Water damage to plaster has to be carefully reviewed to determine the correct repair steps. If the plaster has become “mushy” it probably will need to be removed and new plaster added. If it is just lightly stained and stable, it can simply be sanded and painted with “kilz” to eliminate the stain.
To replace the mushy or soft plaster, our team will remove as much of the soft plaster as we can without disturbing the surrounding undamaged plaster. After removal, we inspect the wood lathes to be certain they are secure and ready to accept the new plaster. We then attach a wire mesh to the wood lathes to give us a base to attach the new plaster to. We then add new plaster in multiple, thin layers to match the thickness of the existing plaster. We then sand and prepare for a primer coat of paint.
Cracks in plaster are a normal part of “old age” in the plaster. Like all materials, plaster expands and contracts with heat and cold. This expansion/contraction process over decades, eventually weakens the plaster which leads to the cracks.
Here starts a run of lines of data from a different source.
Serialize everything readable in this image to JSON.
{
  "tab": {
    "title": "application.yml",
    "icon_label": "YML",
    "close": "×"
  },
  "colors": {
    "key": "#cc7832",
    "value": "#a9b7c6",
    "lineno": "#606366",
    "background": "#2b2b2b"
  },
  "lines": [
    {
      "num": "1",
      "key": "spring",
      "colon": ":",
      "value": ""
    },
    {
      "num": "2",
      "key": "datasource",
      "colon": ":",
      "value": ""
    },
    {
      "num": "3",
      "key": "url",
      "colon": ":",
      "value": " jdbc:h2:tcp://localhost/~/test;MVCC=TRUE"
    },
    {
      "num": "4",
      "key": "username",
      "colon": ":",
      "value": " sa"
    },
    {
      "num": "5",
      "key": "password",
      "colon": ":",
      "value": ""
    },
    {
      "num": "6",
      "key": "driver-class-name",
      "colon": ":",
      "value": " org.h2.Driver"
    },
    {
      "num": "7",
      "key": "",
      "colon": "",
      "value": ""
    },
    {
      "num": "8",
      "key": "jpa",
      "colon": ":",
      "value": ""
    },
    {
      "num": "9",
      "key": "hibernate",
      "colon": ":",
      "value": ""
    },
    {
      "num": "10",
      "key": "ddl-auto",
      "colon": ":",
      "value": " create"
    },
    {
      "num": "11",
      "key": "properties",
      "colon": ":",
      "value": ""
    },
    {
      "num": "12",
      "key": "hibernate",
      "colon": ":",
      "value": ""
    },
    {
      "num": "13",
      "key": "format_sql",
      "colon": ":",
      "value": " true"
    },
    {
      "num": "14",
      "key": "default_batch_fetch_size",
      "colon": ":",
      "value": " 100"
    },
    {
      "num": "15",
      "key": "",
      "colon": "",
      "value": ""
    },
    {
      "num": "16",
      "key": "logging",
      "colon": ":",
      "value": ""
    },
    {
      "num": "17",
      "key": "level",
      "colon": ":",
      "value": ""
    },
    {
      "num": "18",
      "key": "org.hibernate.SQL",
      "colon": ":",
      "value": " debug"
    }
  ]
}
Repairing cracks is a simple but time consuming process. First we must clean out the crack to remove any loose plaster. We use a utility knife and scrape the loose plaster until we get a firm edge. We then add joint filler to fill in the crack. For wide cracks, we apply joint compound and then fiberglass tape over the crack. After it dries, we sand to a smooth surface and apply a coat of primer paint.